"Charmed Life" finds him reflecting on his own good fortune, and wishing the same for his daughter, while "Leaving Today" is a limpid and bewitching song about separation anxiety. When I tell Hannon that I think his vocal on the latter is one of the most potent performances of his career, he explains that he recorded it at Abbey Road's studio 2 just minutes after the orchestral session for the song had given him goose bumps.
"I was certainly on my guard against sentimentality", he says of the song's lyric. "But if you're going to get better as a songwriter, you have to keep writing about reality. I had to write about being a father without it being too horrible for people to listen to."
Hannon was born in Londonderry in 1970. His father was Bishop of Clogher from 1986 to 2001. Around 1991-2, Hannon was living a nocturnal existence in his parents' attic, writing songs inspired by such disparate bods as Jacques Brel, E M Forster and the children's TV character Mr Benn. Soon, Graham Linehan (later co-creator of Father Ted), would write that The Divine Comedy's Liberation, was "by a mile the best album of 1993", and by 1995, Hannon had returned the favour, penning the theme music for the aforementioned sitcom. (Hannon has also collaborated with Michael Nyman, and Yann Tierson, who was responsible for the soundtrack of the film Amélie, and guests on Absent Friends.)
For Hannon's detractors, rhyming "mobile library" with "peripatetically" is a bit much. As is naming your band after a poem by Dante. And referencing Oscar Wilde, Steve McQueen and the space-dog Laika in the same song. What would he say to those who claim his oeuvre is too clever-clever? "That it's just clever," he laughs, draining the last of his Guinness.

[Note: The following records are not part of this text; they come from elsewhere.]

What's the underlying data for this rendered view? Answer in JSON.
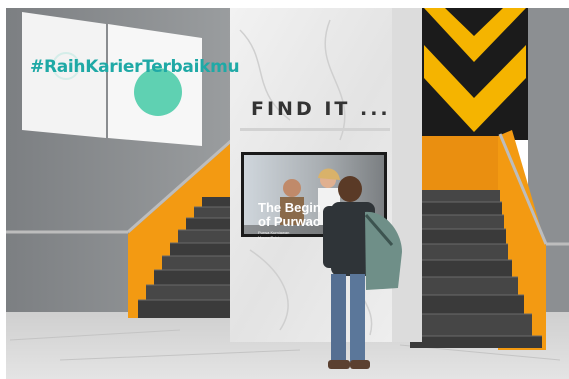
{
  "scene": {
    "poster_text": "#RaihKarierTerbaikmu",
    "pillar_text": "FIND IT ...",
    "screen_title_line1": "The Begin",
    "screen_title_line2": "of Purwac",
    "screen_subtitle_line1": "Purwa Kurniawan",
    "screen_subtitle_line2": "Maura Putri",
    "colors": {
      "accent_orange": "#f39a12",
      "accent_yellow": "#f5b400",
      "teal_text": "#1fa9a6",
      "mint_circle": "#5fd1b2",
      "wall_gray": "#8a8d90",
      "floor": "#d8d8d8",
      "marble": "#eeeeee"
    }
  }
}
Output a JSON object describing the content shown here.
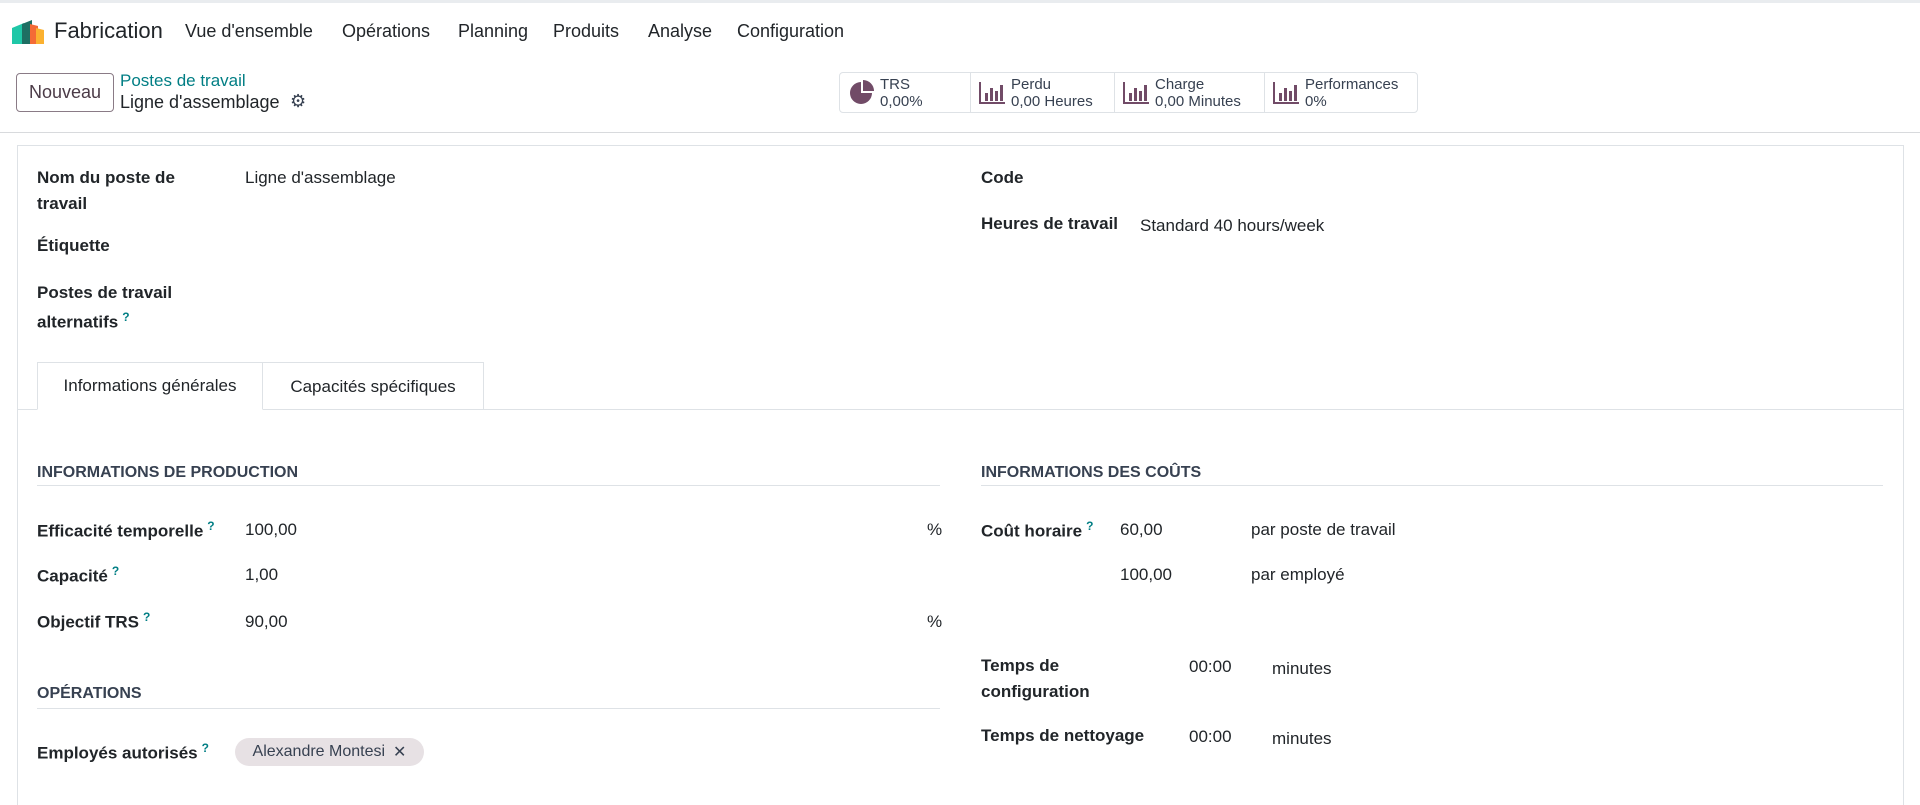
{
  "navbar": {
    "app_name": "Fabrication",
    "menu": [
      "Vue d'ensemble",
      "Opérations",
      "Planning",
      "Produits",
      "Analyse",
      "Configuration"
    ]
  },
  "control_panel": {
    "new_label": "Nouveau",
    "breadcrumb_parent": "Postes de travail",
    "breadcrumb_current": "Ligne d'assemblage"
  },
  "stats": [
    {
      "icon": "pie-chart-icon",
      "label": "TRS",
      "value": "0,00%"
    },
    {
      "icon": "bar-chart-icon",
      "label": "Perdu",
      "value": "0,00 Heures"
    },
    {
      "icon": "bar-chart-icon",
      "label": "Charge",
      "value": "0,00 Minutes"
    },
    {
      "icon": "bar-chart-icon",
      "label": "Performances",
      "value": "0%"
    }
  ],
  "form": {
    "name_label_1": "Nom du poste de",
    "name_label_2": "travail",
    "name_value": "Ligne d'assemblage",
    "tag_label": "Étiquette",
    "alt_label_1": "Postes de travail",
    "alt_label_2": "alternatifs",
    "code_label": "Code",
    "hours_label": "Heures de travail",
    "hours_value": "Standard 40 hours/week",
    "help": "?"
  },
  "tabs": [
    {
      "label": "Informations générales",
      "active": true
    },
    {
      "label": "Capacités spécifiques",
      "active": false
    }
  ],
  "production": {
    "title": "INFORMATIONS DE PRODUCTION",
    "efficiency_label": "Efficacité temporelle",
    "efficiency_value": "100,00",
    "efficiency_unit": "%",
    "capacity_label": "Capacité",
    "capacity_value": "1,00",
    "oee_label": "Objectif TRS",
    "oee_value": "90,00",
    "oee_unit": "%"
  },
  "operations": {
    "title": "OPÉRATIONS",
    "employees_label": "Employés autorisés",
    "employees": [
      "Alexandre Montesi"
    ],
    "remove": "✕"
  },
  "costs": {
    "title": "INFORMATIONS DES COÛTS",
    "hourly_label": "Coût horaire",
    "hourly_value": "60,00",
    "hourly_unit": "par poste de travail",
    "employee_value": "100,00",
    "employee_unit": "par employé",
    "setup_label_1": "Temps de",
    "setup_label_2": "configuration",
    "setup_value": "00:00",
    "setup_unit": "minutes",
    "cleanup_label": "Temps de nettoyage",
    "cleanup_value": "00:00",
    "cleanup_unit": "minutes"
  },
  "colors": {
    "accent": "#017e84",
    "primary": "#714b67"
  }
}
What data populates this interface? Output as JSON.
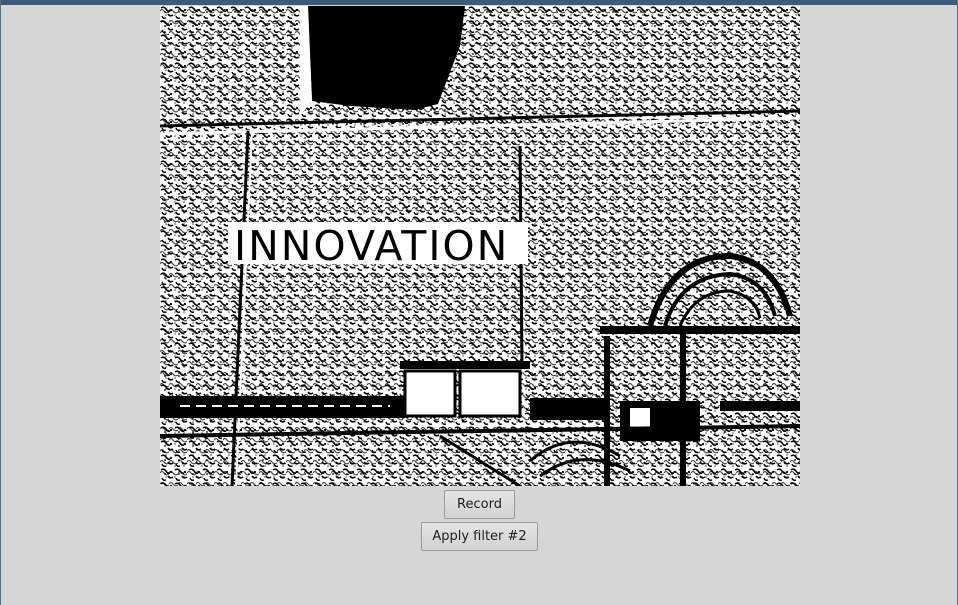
{
  "window": {
    "accent_color": "#3f5a78",
    "background_color": "#d6d6d6"
  },
  "video": {
    "description_icon": "camera-feed-filtered",
    "sign_text": "INNOVATION"
  },
  "controls": {
    "record_label": "Record",
    "filter_label": "Apply filter #2"
  }
}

The Divine Comedy plays the Royal Court, Liverpool (0151-709 4321) on Sunday; London Palladium (020-7494 5409) on Monday; and Usher Hall, Edinburgh (0131-228 1155) on Tuesday
'Absent Friends' is out now on the Parlophone labelReuse content